* _Activity_: For each line below that holds "JSON", return the line as it stands.

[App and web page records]

##########

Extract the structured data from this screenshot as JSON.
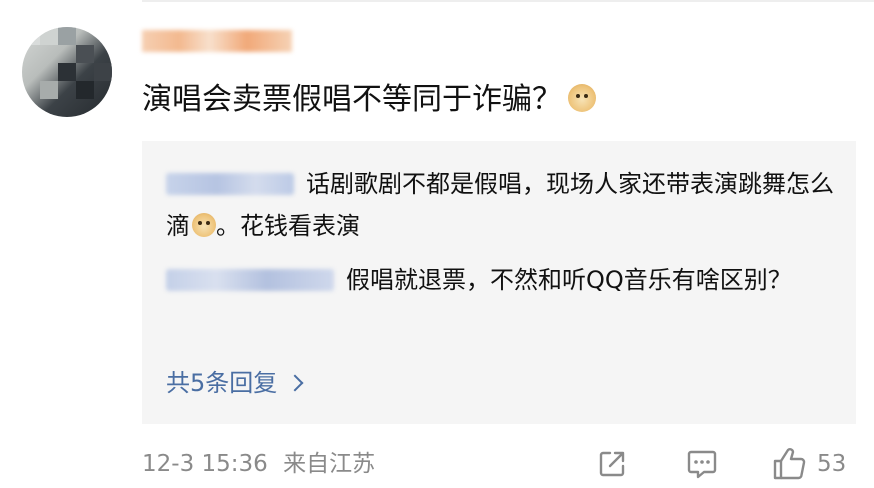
{
  "comment": {
    "text": "演唱会卖票假唱不等同于诈骗？",
    "emoji": "dog-emoji"
  },
  "replies": [
    {
      "text": "话剧歌剧不都是假唱，现场人家还带表演跳舞怎么滴",
      "text_after_emoji": "。花钱看表演"
    },
    {
      "text": "假唱就退票，不然和听QQ音乐有啥区别？"
    }
  ],
  "more_replies_label": "共5条回复",
  "meta": {
    "date_time": "12-3 15:36",
    "location": "来自江苏"
  },
  "actions": {
    "like_count": "53"
  },
  "colors": {
    "reply_box_bg": "#f5f5f5",
    "link_blue": "#4a6ea3",
    "meta_gray": "#8a8a8a"
  }
}
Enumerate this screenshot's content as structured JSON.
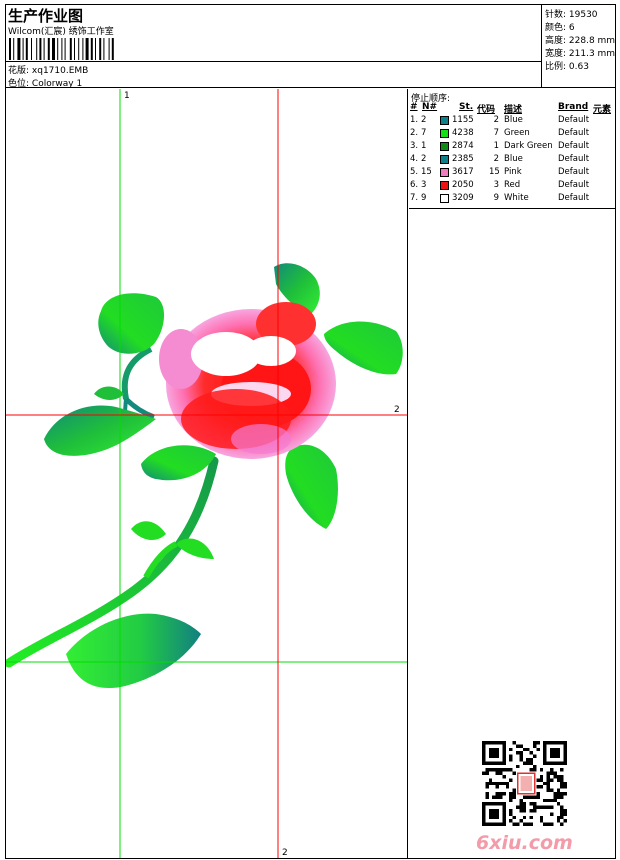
{
  "header": {
    "title": "生产作业图",
    "subtitle": "Wilcom(汇宸) 绣饰工作室",
    "pattern_label": "花版: ",
    "pattern_value": "xq1710.EMB",
    "colorway_label": "色位: ",
    "colorway_value": "Colorway 1"
  },
  "stats": [
    {
      "label": "针数: ",
      "value": "19530"
    },
    {
      "label": "颜色: ",
      "value": "6"
    },
    {
      "label": "高度: ",
      "value": "228.8 mm"
    },
    {
      "label": "宽度: ",
      "value": "211.3 mm"
    },
    {
      "label": "比例: ",
      "value": "0.63"
    }
  ],
  "guides": {
    "top_label": "1",
    "right_label": "2",
    "bottom_label": "2"
  },
  "stop_sequence": {
    "title": "停止顺序:",
    "columns": [
      "#",
      "N#",
      "St.",
      "代码",
      "描述",
      "Brand",
      "元素"
    ],
    "rows": [
      {
        "idx": "1.",
        "n": "2",
        "color": "#0e8087",
        "code": "1155",
        "st": "2",
        "desc": "Blue",
        "brand": "Default"
      },
      {
        "idx": "2.",
        "n": "7",
        "color": "#12e012",
        "code": "4238",
        "st": "7",
        "desc": "Green",
        "brand": "Default"
      },
      {
        "idx": "3.",
        "n": "1",
        "color": "#0f8a17",
        "code": "2874",
        "st": "1",
        "desc": "Dark Green",
        "brand": "Default"
      },
      {
        "idx": "4.",
        "n": "2",
        "color": "#0e8087",
        "code": "2385",
        "st": "2",
        "desc": "Blue",
        "brand": "Default"
      },
      {
        "idx": "5.",
        "n": "15",
        "color": "#f07cc0",
        "code": "3617",
        "st": "15",
        "desc": "Pink",
        "brand": "Default"
      },
      {
        "idx": "6.",
        "n": "3",
        "color": "#ee1111",
        "code": "2050",
        "st": "3",
        "desc": "Red",
        "brand": "Default"
      },
      {
        "idx": "7.",
        "n": "9",
        "color": "#ffffff",
        "code": "3209",
        "st": "9",
        "desc": "White",
        "brand": "Default"
      }
    ]
  },
  "watermark": {
    "logo_text": "6xiu.com"
  },
  "colors": {
    "guide_red": "#ff0000",
    "guide_green": "#00dd00",
    "leaf_green": "#22cc22",
    "leaf_teal": "#138a7e",
    "petal_red": "#ff1a1a",
    "petal_pink": "#f47ad0",
    "logo_pink": "#f49ba9"
  }
}
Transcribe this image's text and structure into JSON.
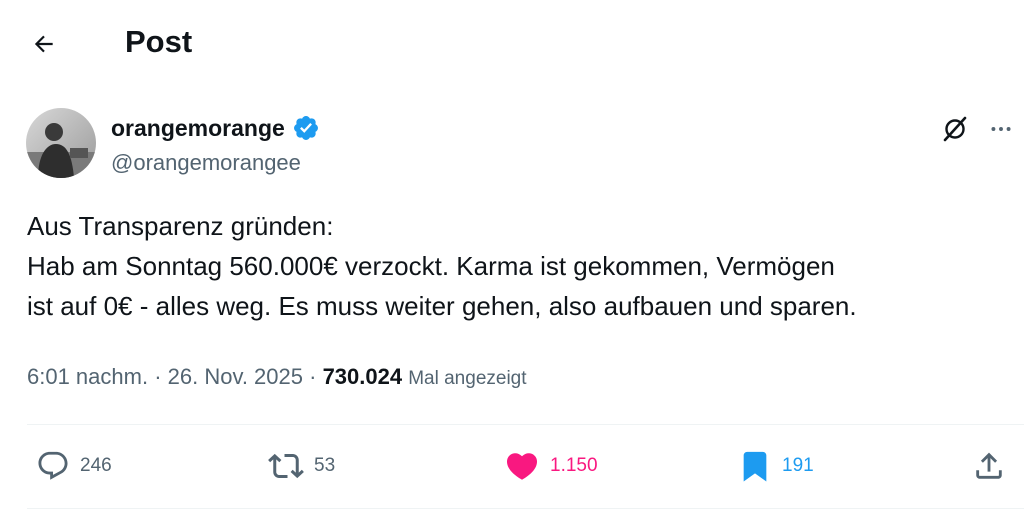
{
  "header": {
    "title": "Post",
    "back_icon": "arrow-left-icon"
  },
  "author": {
    "name": "orangemorange",
    "handle": "@orangemorangee",
    "verified": true,
    "verified_color": "#1d9bf0"
  },
  "tweet": {
    "lines": [
      "Aus Transparenz gründen:",
      "Hab am Sonntag 560.000€ verzockt. Karma ist gekommen, Vermögen",
      "ist auf 0€ - alles weg. Es muss weiter gehen, also aufbauen und sparen."
    ]
  },
  "meta": {
    "time": "6:01 nachm.",
    "separator": " · ",
    "date": "26. Nov. 2025",
    "views_count": "730.024",
    "views_label": "Mal angezeigt"
  },
  "actions": {
    "reply": {
      "count": "246",
      "icon": "reply-icon"
    },
    "repost": {
      "count": "53",
      "icon": "repost-icon"
    },
    "like": {
      "count": "1.150",
      "icon": "heart-icon",
      "color": "#f91880",
      "active": true
    },
    "bookmark": {
      "count": "191",
      "icon": "bookmark-icon",
      "color": "#1d9bf0",
      "active": true
    },
    "share": {
      "icon": "share-icon"
    }
  },
  "colors": {
    "text_primary": "#0f1419",
    "text_secondary": "#536471",
    "divider": "#eff3f4"
  }
}
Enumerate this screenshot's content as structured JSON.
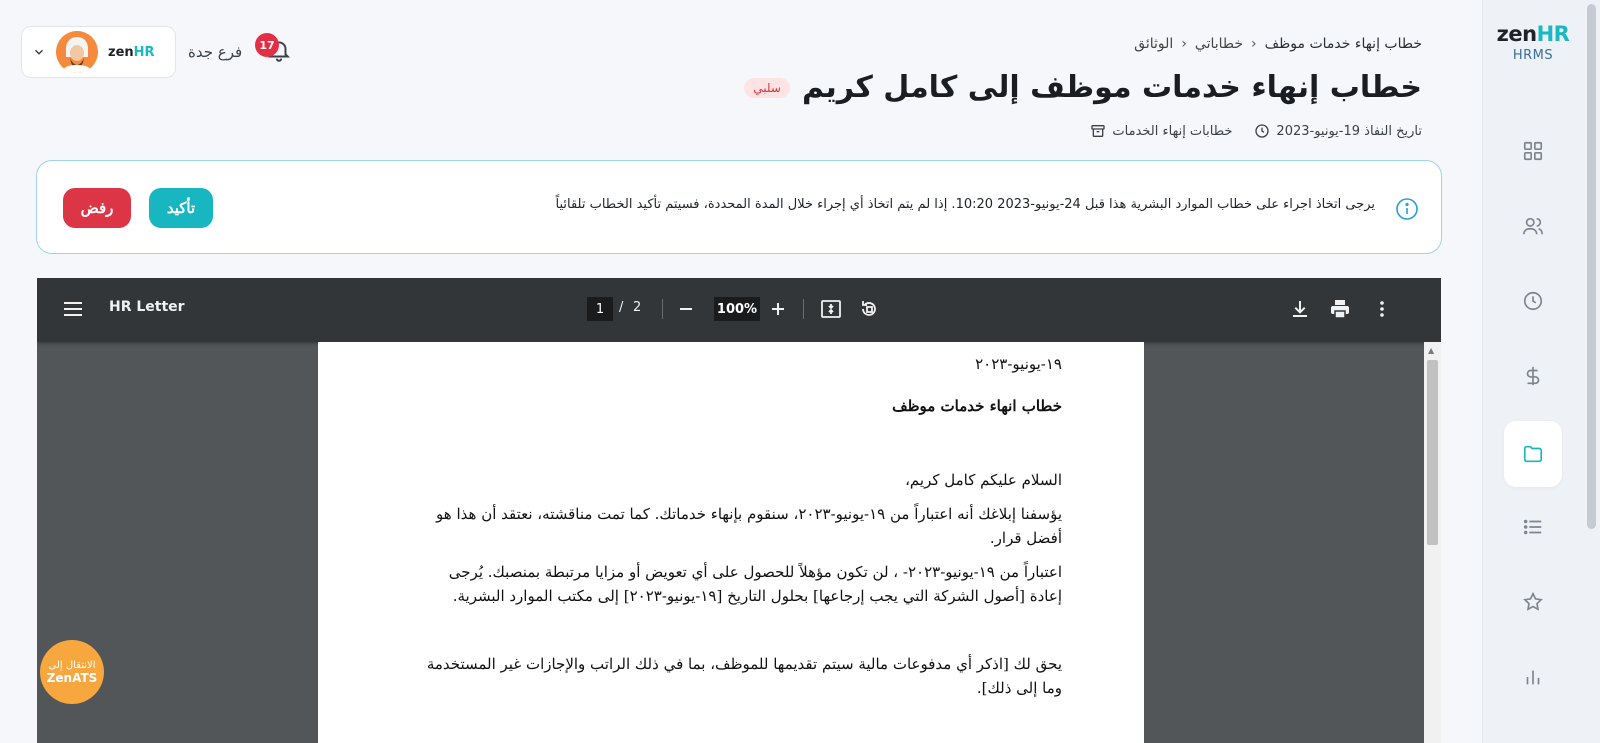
{
  "brand": {
    "logo_zen": "zen",
    "logo_hr": "HR",
    "logo_sub": "HRMS",
    "accent": "#17b6c0"
  },
  "sidebar": {
    "items": [
      {
        "icon": "grid-icon",
        "active": false
      },
      {
        "icon": "users-icon",
        "active": false
      },
      {
        "icon": "clock-icon",
        "active": false
      },
      {
        "icon": "dollar-icon",
        "active": false
      },
      {
        "icon": "folder-icon",
        "active": true
      },
      {
        "icon": "list-icon",
        "active": false
      },
      {
        "icon": "star-icon",
        "active": false
      },
      {
        "icon": "chart-icon",
        "active": false
      }
    ]
  },
  "breadcrumb": {
    "root": "الوثائق",
    "middle": "خطاباتي",
    "current": "خطاب إنهاء خدمات موظف"
  },
  "header": {
    "title": "خطاب إنهاء خدمات موظف إلى كامل كريم",
    "badge": "سلبي",
    "meta_category": "خطابات إنهاء الخدمات",
    "meta_date": "تاريخ النفاذ 19-يونيو-2023"
  },
  "user": {
    "branch": "فرع جدة",
    "notifications": "17",
    "mini_logo_zen": "zen",
    "mini_logo_hr": "HR"
  },
  "alert": {
    "message": "يرجى اتخاذ اجراء على خطاب الموارد البشرية هذا قبل 24-يونيو-2023 10:20. إذا لم يتم اتخاذ أي إجراء خلال المدة المحددة، فسيتم تأكيد الخطاب تلقائياً",
    "confirm_label": "تأكيد",
    "reject_label": "رفض"
  },
  "pdf": {
    "title": "HR Letter",
    "page_current": "1",
    "page_sep": "/",
    "page_total": "2",
    "zoom": "100%"
  },
  "document": {
    "date": "١٩-يونيو-٢٠٢٣",
    "heading": "خطاب انهاء خدمات موظف",
    "greeting": "السلام عليكم كامل كريم،",
    "para1": "يؤسفنا إبلاغك أنه اعتباراً من ١٩-يونيو-٢٠٢٣، سنقوم بإنهاء خدماتك. كما تمت مناقشته، نعتقد أن هذا هو أفضل قرار.",
    "para2": "اعتباراً من ١٩-يونيو-٢٠٢٣- ، لن تكون مؤهلاً للحصول على أي تعويض أو مزايا مرتبطة بمنصبك. يُرجى إعادة [أصول الشركة التي يجب إرجاعها] بحلول التاريخ [١٩-يونيو-٢٠٢٣] إلى مكتب الموارد البشرية.",
    "para3": "يحق لك [اذكر أي مدفوعات مالية سيتم تقديمها للموظف، بما في ذلك الراتب والإجازات غير المستخدمة وما إلى ذلك]."
  },
  "ats": {
    "line1": "الانتقال إلى",
    "line2": "ZenATS"
  }
}
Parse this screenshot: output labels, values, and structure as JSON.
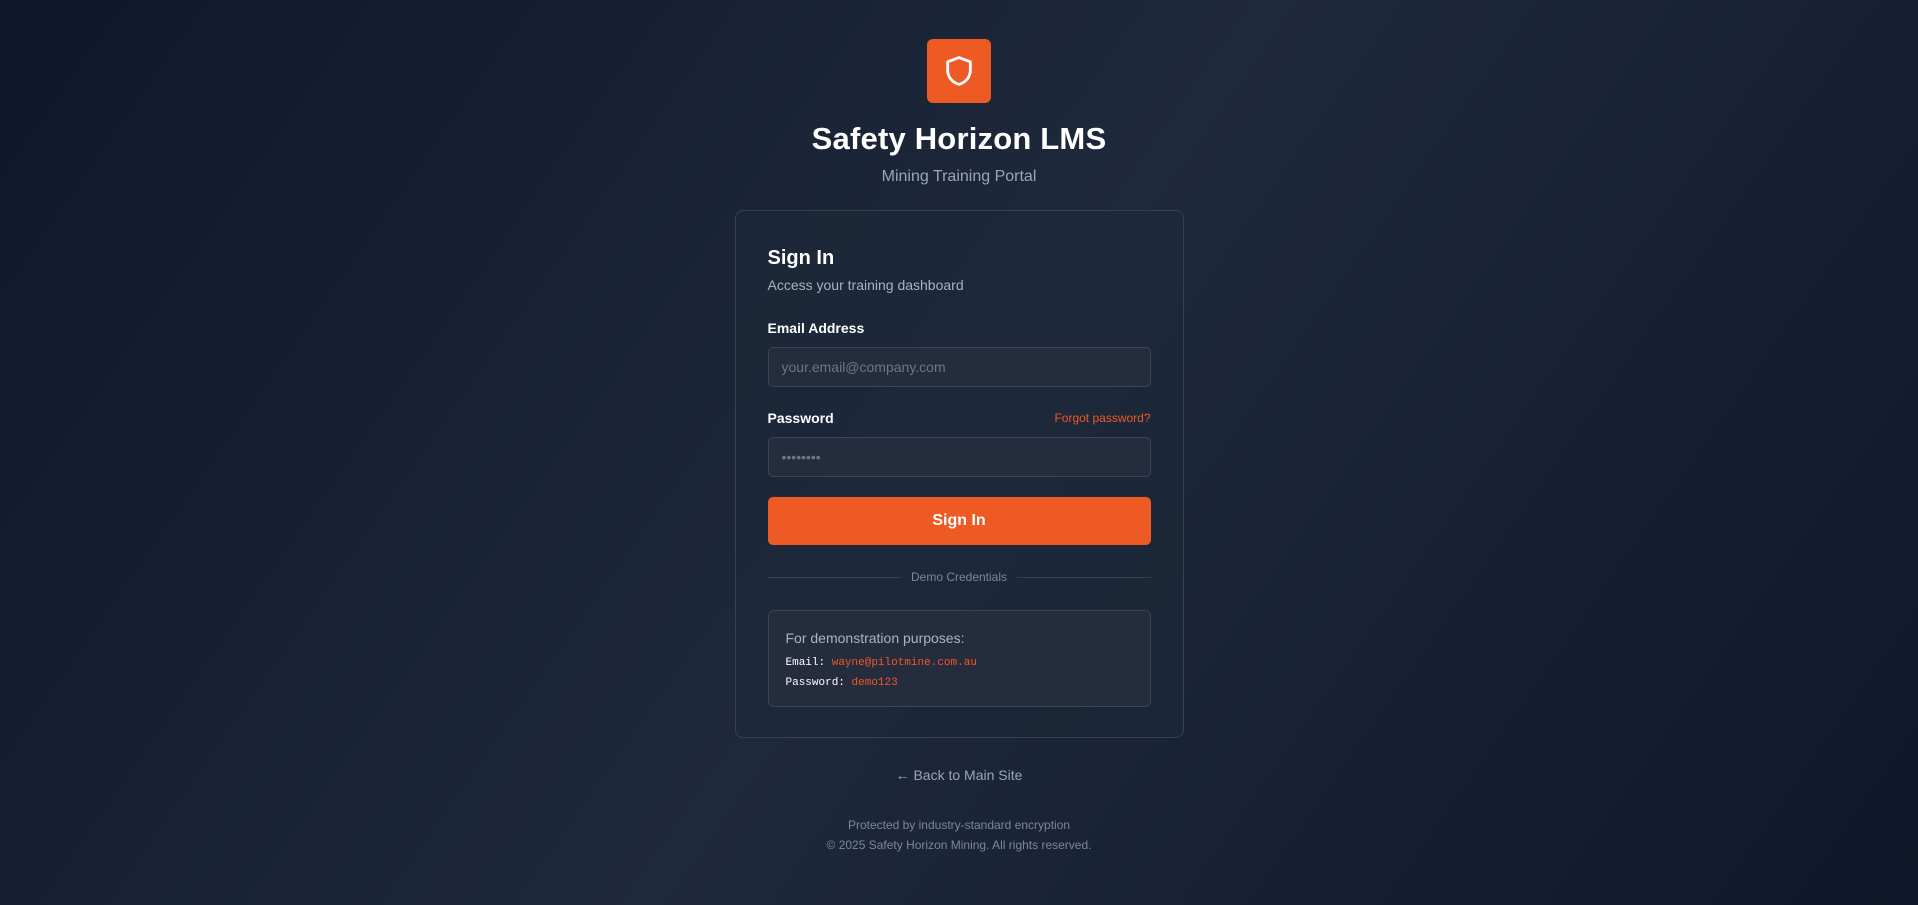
{
  "brand": {
    "logo_icon": "shield-icon",
    "accent_color": "#ee5a24",
    "title": "Safety Horizon LMS",
    "subtitle": "Mining Training Portal"
  },
  "signin_card": {
    "title": "Sign In",
    "subtitle": "Access your training dashboard",
    "email": {
      "label": "Email Address",
      "placeholder": "your.email@company.com",
      "value": ""
    },
    "password": {
      "label": "Password",
      "placeholder": "••••••••",
      "value": "",
      "forgot_label": "Forgot password?"
    },
    "submit_label": "Sign In",
    "divider_label": "Demo Credentials",
    "demo": {
      "intro": "For demonstration purposes:",
      "email_label": "Email:",
      "email_value": "wayne@pilotmine.com.au",
      "password_label": "Password:",
      "password_value": "demo123"
    }
  },
  "back_link": "← Back to Main Site",
  "footer": {
    "security_note": "Protected by industry-standard encryption",
    "copyright": "© 2025 Safety Horizon Mining. All rights reserved."
  }
}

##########

* _Solution for this exercise_:
Extract the structured data from this screenshot as JSON.
Enumerate this screenshot's content as structured JSON.
Transcribe this image's text and structure into JSON.
Enumerate this screenshot's content as structured JSON.
Parse this screenshot: output labels, values, and structure as JSON.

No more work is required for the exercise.